━━━━━ INPUT FOR THIS TASK
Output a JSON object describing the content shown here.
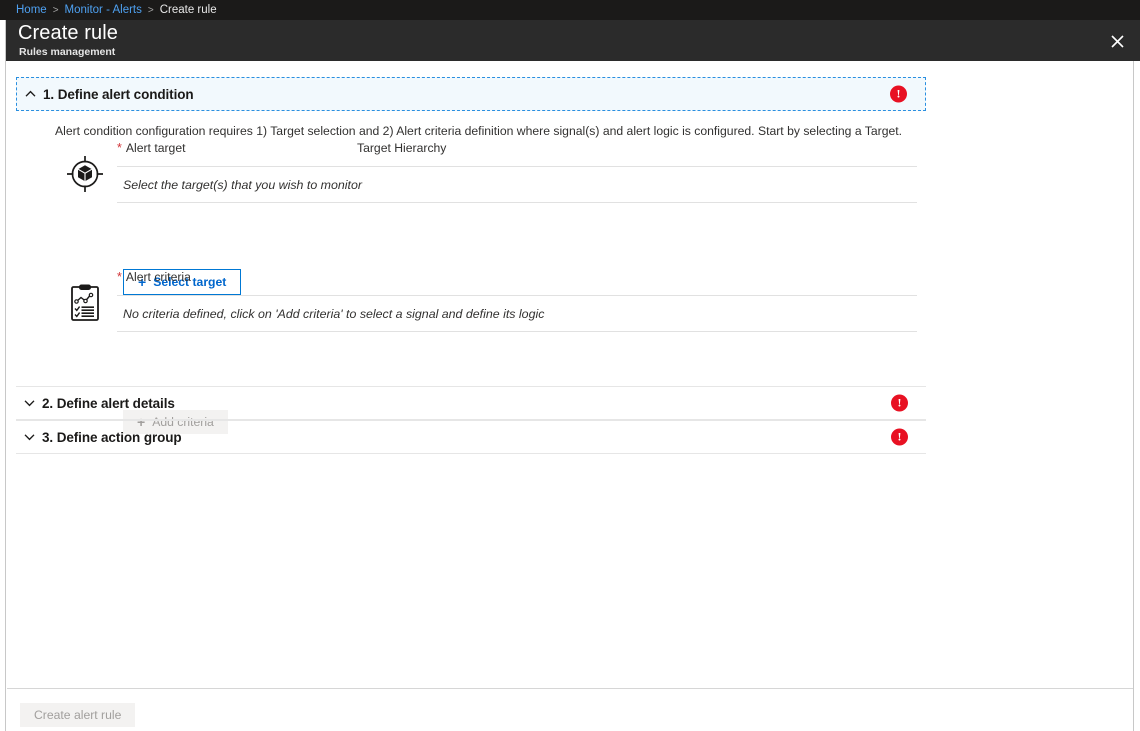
{
  "breadcrumb": {
    "items": [
      {
        "label": "Home",
        "current": false
      },
      {
        "label": "Monitor - Alerts",
        "current": false
      },
      {
        "label": "Create rule",
        "current": true
      }
    ],
    "separator": ">"
  },
  "header": {
    "title": "Create rule",
    "subtitle": "Rules management",
    "close_icon": "close-icon",
    "background": "#2b2b2b"
  },
  "colors": {
    "accent_blue": "#0078d4",
    "link_blue": "#4ea0f0",
    "error_red": "#e81123",
    "required_red": "#d13438",
    "focus_border": "#2a8fe0",
    "focus_fill": "#f2f9fd",
    "disabled_fill": "#f3f2f1",
    "disabled_text": "#a19f9d"
  },
  "sections": [
    {
      "id": "define-alert-condition",
      "title": "1. Define alert condition",
      "state": "expanded",
      "chevron": "chevron-up-icon",
      "has_error": true,
      "error_glyph": "!",
      "description": "Alert condition configuration requires 1) Target selection and 2) Alert criteria definition where signal(s) and alert logic is configured. Start by selecting a Target.",
      "fields": [
        {
          "id": "alert-target",
          "icon": "target-resource-icon",
          "required": true,
          "required_marker": "*",
          "label": "Alert target",
          "column2_label": "Target Hierarchy",
          "empty_text": "Select the target(s) that you wish to monitor",
          "button": {
            "label": "Select target",
            "icon": "plus-icon",
            "disabled": false
          }
        },
        {
          "id": "alert-criteria",
          "icon": "criteria-clipboard-icon",
          "required": true,
          "required_marker": "*",
          "label": "Alert criteria",
          "column2_label": "",
          "empty_text": "No criteria defined, click on 'Add criteria' to select a signal and define its logic",
          "button": {
            "label": "Add criteria",
            "icon": "plus-icon",
            "disabled": true
          }
        }
      ]
    },
    {
      "id": "define-alert-details",
      "title": "2. Define alert details",
      "state": "collapsed",
      "chevron": "chevron-down-icon",
      "has_error": true,
      "error_glyph": "!"
    },
    {
      "id": "define-action-group",
      "title": "3. Define action group",
      "state": "collapsed",
      "chevron": "chevron-down-icon",
      "has_error": true,
      "error_glyph": "!"
    }
  ],
  "footer": {
    "create_button": {
      "label": "Create alert rule",
      "disabled": true
    }
  }
}
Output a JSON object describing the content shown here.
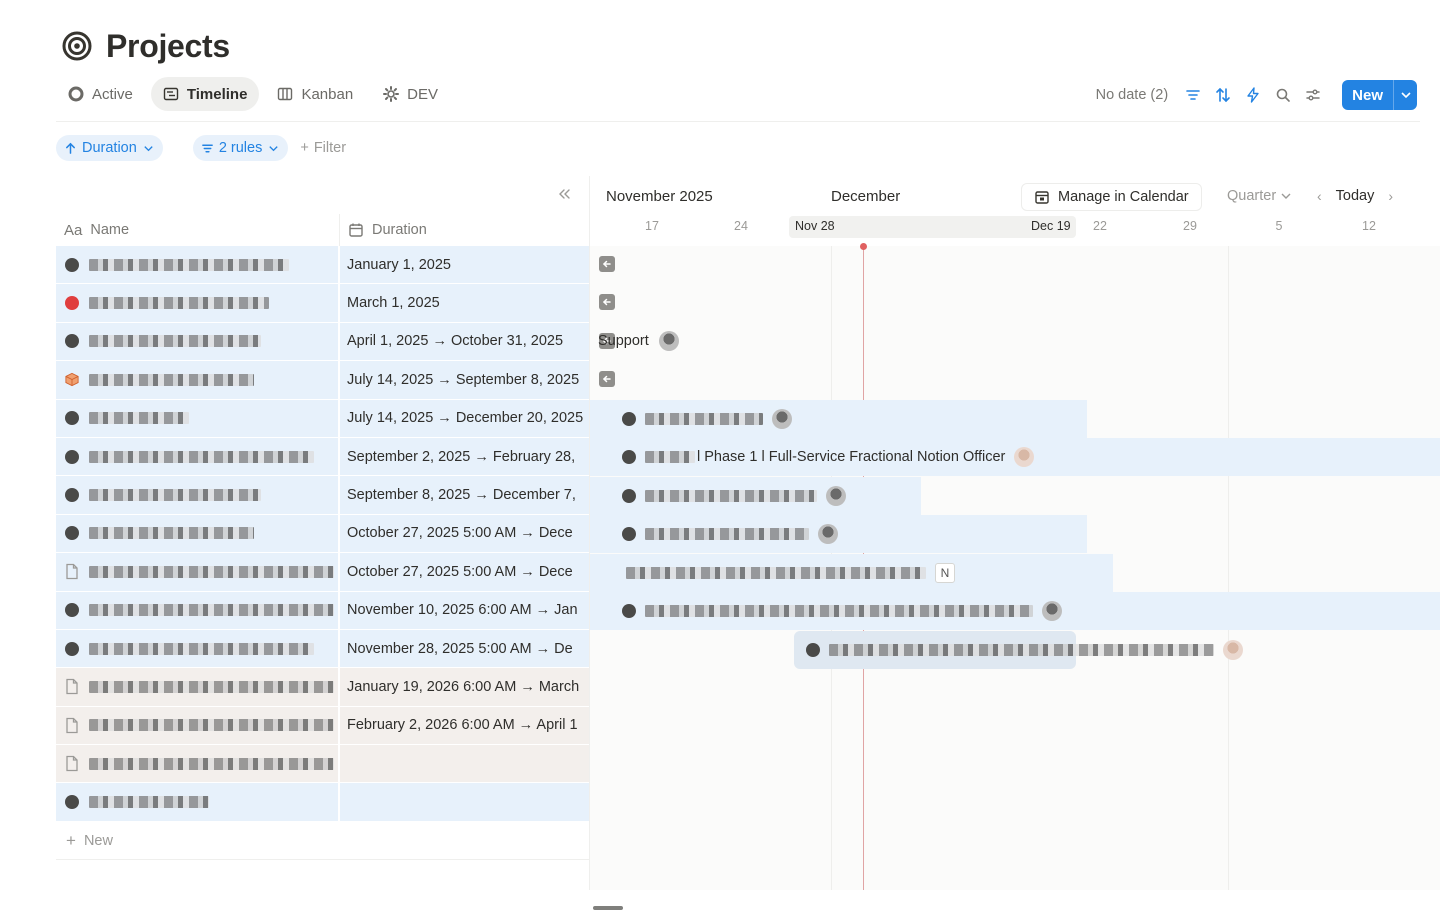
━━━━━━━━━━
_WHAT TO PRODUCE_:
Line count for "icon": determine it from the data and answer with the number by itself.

_SOLUTION TO THIS PROBLEM_:
8